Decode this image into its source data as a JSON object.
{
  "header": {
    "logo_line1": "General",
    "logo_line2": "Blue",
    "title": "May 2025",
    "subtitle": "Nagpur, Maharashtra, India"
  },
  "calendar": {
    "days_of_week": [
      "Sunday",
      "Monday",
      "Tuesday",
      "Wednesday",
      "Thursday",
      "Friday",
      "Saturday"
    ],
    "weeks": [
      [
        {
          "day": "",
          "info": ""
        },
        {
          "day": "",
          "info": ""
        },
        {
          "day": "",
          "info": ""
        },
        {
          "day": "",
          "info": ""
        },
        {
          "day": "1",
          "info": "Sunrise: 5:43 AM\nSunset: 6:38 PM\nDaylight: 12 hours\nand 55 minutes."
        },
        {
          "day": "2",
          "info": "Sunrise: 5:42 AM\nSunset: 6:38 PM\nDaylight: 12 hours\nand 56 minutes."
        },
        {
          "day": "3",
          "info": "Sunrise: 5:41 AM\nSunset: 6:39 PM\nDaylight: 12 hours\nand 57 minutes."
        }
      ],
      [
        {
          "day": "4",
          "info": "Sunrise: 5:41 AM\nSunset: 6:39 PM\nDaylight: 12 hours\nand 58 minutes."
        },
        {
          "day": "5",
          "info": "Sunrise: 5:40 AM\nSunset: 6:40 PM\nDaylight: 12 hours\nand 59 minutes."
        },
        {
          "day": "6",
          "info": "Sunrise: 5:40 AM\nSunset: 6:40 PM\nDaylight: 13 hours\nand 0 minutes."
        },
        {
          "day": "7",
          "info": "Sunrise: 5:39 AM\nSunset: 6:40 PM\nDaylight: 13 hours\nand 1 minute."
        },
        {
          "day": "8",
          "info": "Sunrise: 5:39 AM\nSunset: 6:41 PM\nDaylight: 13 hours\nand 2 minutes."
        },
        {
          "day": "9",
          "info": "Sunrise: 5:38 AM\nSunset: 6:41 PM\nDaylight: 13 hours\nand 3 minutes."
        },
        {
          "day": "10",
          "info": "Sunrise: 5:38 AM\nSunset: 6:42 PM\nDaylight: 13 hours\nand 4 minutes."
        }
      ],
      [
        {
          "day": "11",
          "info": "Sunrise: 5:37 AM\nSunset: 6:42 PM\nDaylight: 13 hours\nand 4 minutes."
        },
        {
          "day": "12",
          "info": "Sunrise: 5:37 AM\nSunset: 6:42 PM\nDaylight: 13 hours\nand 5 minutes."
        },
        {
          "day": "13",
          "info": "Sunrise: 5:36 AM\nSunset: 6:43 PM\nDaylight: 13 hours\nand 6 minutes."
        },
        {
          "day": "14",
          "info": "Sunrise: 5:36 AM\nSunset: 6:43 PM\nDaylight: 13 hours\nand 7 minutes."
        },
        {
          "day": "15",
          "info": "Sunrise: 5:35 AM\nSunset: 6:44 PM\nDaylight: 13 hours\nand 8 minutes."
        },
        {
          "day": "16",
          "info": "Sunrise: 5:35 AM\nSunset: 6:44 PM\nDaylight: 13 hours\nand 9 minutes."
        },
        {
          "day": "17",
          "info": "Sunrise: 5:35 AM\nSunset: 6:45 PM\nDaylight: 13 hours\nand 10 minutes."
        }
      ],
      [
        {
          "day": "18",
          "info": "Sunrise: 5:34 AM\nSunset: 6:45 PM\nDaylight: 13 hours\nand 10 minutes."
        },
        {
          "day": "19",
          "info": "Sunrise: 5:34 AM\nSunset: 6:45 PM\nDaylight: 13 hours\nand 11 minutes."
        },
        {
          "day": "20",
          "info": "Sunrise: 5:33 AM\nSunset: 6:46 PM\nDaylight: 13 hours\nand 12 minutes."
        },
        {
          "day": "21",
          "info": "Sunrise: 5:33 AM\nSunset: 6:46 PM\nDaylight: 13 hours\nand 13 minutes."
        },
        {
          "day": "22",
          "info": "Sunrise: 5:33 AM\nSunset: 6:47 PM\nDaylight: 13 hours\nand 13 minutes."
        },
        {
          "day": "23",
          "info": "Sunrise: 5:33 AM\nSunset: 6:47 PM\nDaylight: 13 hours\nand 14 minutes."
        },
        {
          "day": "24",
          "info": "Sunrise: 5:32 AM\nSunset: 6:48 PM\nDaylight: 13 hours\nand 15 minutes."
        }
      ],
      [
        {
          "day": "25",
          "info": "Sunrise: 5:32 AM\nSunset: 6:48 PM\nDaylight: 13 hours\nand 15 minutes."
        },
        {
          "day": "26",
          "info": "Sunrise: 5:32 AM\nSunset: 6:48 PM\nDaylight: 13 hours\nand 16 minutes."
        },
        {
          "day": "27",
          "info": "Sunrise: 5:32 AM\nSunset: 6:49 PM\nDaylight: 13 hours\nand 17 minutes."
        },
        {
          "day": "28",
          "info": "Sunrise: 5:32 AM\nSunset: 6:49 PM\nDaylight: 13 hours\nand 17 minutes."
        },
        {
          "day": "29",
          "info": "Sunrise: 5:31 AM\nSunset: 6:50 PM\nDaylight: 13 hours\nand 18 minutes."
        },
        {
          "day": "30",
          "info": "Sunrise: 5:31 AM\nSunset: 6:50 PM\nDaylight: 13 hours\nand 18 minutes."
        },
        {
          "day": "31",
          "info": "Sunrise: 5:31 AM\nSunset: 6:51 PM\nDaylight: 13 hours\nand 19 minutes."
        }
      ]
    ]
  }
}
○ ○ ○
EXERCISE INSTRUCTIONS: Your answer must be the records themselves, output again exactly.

WORKED SOLUTION:
Decode this image into its source data as a JSON object.
{
  "header": {
    "logo_line1": "General",
    "logo_line2": "Blue",
    "title": "May 2025",
    "subtitle": "Nagpur, Maharashtra, India"
  },
  "calendar": {
    "days_of_week": [
      "Sunday",
      "Monday",
      "Tuesday",
      "Wednesday",
      "Thursday",
      "Friday",
      "Saturday"
    ],
    "weeks": [
      [
        {
          "day": "",
          "info": ""
        },
        {
          "day": "",
          "info": ""
        },
        {
          "day": "",
          "info": ""
        },
        {
          "day": "",
          "info": ""
        },
        {
          "day": "1",
          "info": "Sunrise: 5:43 AM\nSunset: 6:38 PM\nDaylight: 12 hours\nand 55 minutes."
        },
        {
          "day": "2",
          "info": "Sunrise: 5:42 AM\nSunset: 6:38 PM\nDaylight: 12 hours\nand 56 minutes."
        },
        {
          "day": "3",
          "info": "Sunrise: 5:41 AM\nSunset: 6:39 PM\nDaylight: 12 hours\nand 57 minutes."
        }
      ],
      [
        {
          "day": "4",
          "info": "Sunrise: 5:41 AM\nSunset: 6:39 PM\nDaylight: 12 hours\nand 58 minutes."
        },
        {
          "day": "5",
          "info": "Sunrise: 5:40 AM\nSunset: 6:40 PM\nDaylight: 12 hours\nand 59 minutes."
        },
        {
          "day": "6",
          "info": "Sunrise: 5:40 AM\nSunset: 6:40 PM\nDaylight: 13 hours\nand 0 minutes."
        },
        {
          "day": "7",
          "info": "Sunrise: 5:39 AM\nSunset: 6:40 PM\nDaylight: 13 hours\nand 1 minute."
        },
        {
          "day": "8",
          "info": "Sunrise: 5:39 AM\nSunset: 6:41 PM\nDaylight: 13 hours\nand 2 minutes."
        },
        {
          "day": "9",
          "info": "Sunrise: 5:38 AM\nSunset: 6:41 PM\nDaylight: 13 hours\nand 3 minutes."
        },
        {
          "day": "10",
          "info": "Sunrise: 5:38 AM\nSunset: 6:42 PM\nDaylight: 13 hours\nand 4 minutes."
        }
      ],
      [
        {
          "day": "11",
          "info": "Sunrise: 5:37 AM\nSunset: 6:42 PM\nDaylight: 13 hours\nand 4 minutes."
        },
        {
          "day": "12",
          "info": "Sunrise: 5:37 AM\nSunset: 6:42 PM\nDaylight: 13 hours\nand 5 minutes."
        },
        {
          "day": "13",
          "info": "Sunrise: 5:36 AM\nSunset: 6:43 PM\nDaylight: 13 hours\nand 6 minutes."
        },
        {
          "day": "14",
          "info": "Sunrise: 5:36 AM\nSunset: 6:43 PM\nDaylight: 13 hours\nand 7 minutes."
        },
        {
          "day": "15",
          "info": "Sunrise: 5:35 AM\nSunset: 6:44 PM\nDaylight: 13 hours\nand 8 minutes."
        },
        {
          "day": "16",
          "info": "Sunrise: 5:35 AM\nSunset: 6:44 PM\nDaylight: 13 hours\nand 9 minutes."
        },
        {
          "day": "17",
          "info": "Sunrise: 5:35 AM\nSunset: 6:45 PM\nDaylight: 13 hours\nand 10 minutes."
        }
      ],
      [
        {
          "day": "18",
          "info": "Sunrise: 5:34 AM\nSunset: 6:45 PM\nDaylight: 13 hours\nand 10 minutes."
        },
        {
          "day": "19",
          "info": "Sunrise: 5:34 AM\nSunset: 6:45 PM\nDaylight: 13 hours\nand 11 minutes."
        },
        {
          "day": "20",
          "info": "Sunrise: 5:33 AM\nSunset: 6:46 PM\nDaylight: 13 hours\nand 12 minutes."
        },
        {
          "day": "21",
          "info": "Sunrise: 5:33 AM\nSunset: 6:46 PM\nDaylight: 13 hours\nand 13 minutes."
        },
        {
          "day": "22",
          "info": "Sunrise: 5:33 AM\nSunset: 6:47 PM\nDaylight: 13 hours\nand 13 minutes."
        },
        {
          "day": "23",
          "info": "Sunrise: 5:33 AM\nSunset: 6:47 PM\nDaylight: 13 hours\nand 14 minutes."
        },
        {
          "day": "24",
          "info": "Sunrise: 5:32 AM\nSunset: 6:48 PM\nDaylight: 13 hours\nand 15 minutes."
        }
      ],
      [
        {
          "day": "25",
          "info": "Sunrise: 5:32 AM\nSunset: 6:48 PM\nDaylight: 13 hours\nand 15 minutes."
        },
        {
          "day": "26",
          "info": "Sunrise: 5:32 AM\nSunset: 6:48 PM\nDaylight: 13 hours\nand 16 minutes."
        },
        {
          "day": "27",
          "info": "Sunrise: 5:32 AM\nSunset: 6:49 PM\nDaylight: 13 hours\nand 17 minutes."
        },
        {
          "day": "28",
          "info": "Sunrise: 5:32 AM\nSunset: 6:49 PM\nDaylight: 13 hours\nand 17 minutes."
        },
        {
          "day": "29",
          "info": "Sunrise: 5:31 AM\nSunset: 6:50 PM\nDaylight: 13 hours\nand 18 minutes."
        },
        {
          "day": "30",
          "info": "Sunrise: 5:31 AM\nSunset: 6:50 PM\nDaylight: 13 hours\nand 18 minutes."
        },
        {
          "day": "31",
          "info": "Sunrise: 5:31 AM\nSunset: 6:51 PM\nDaylight: 13 hours\nand 19 minutes."
        }
      ]
    ]
  }
}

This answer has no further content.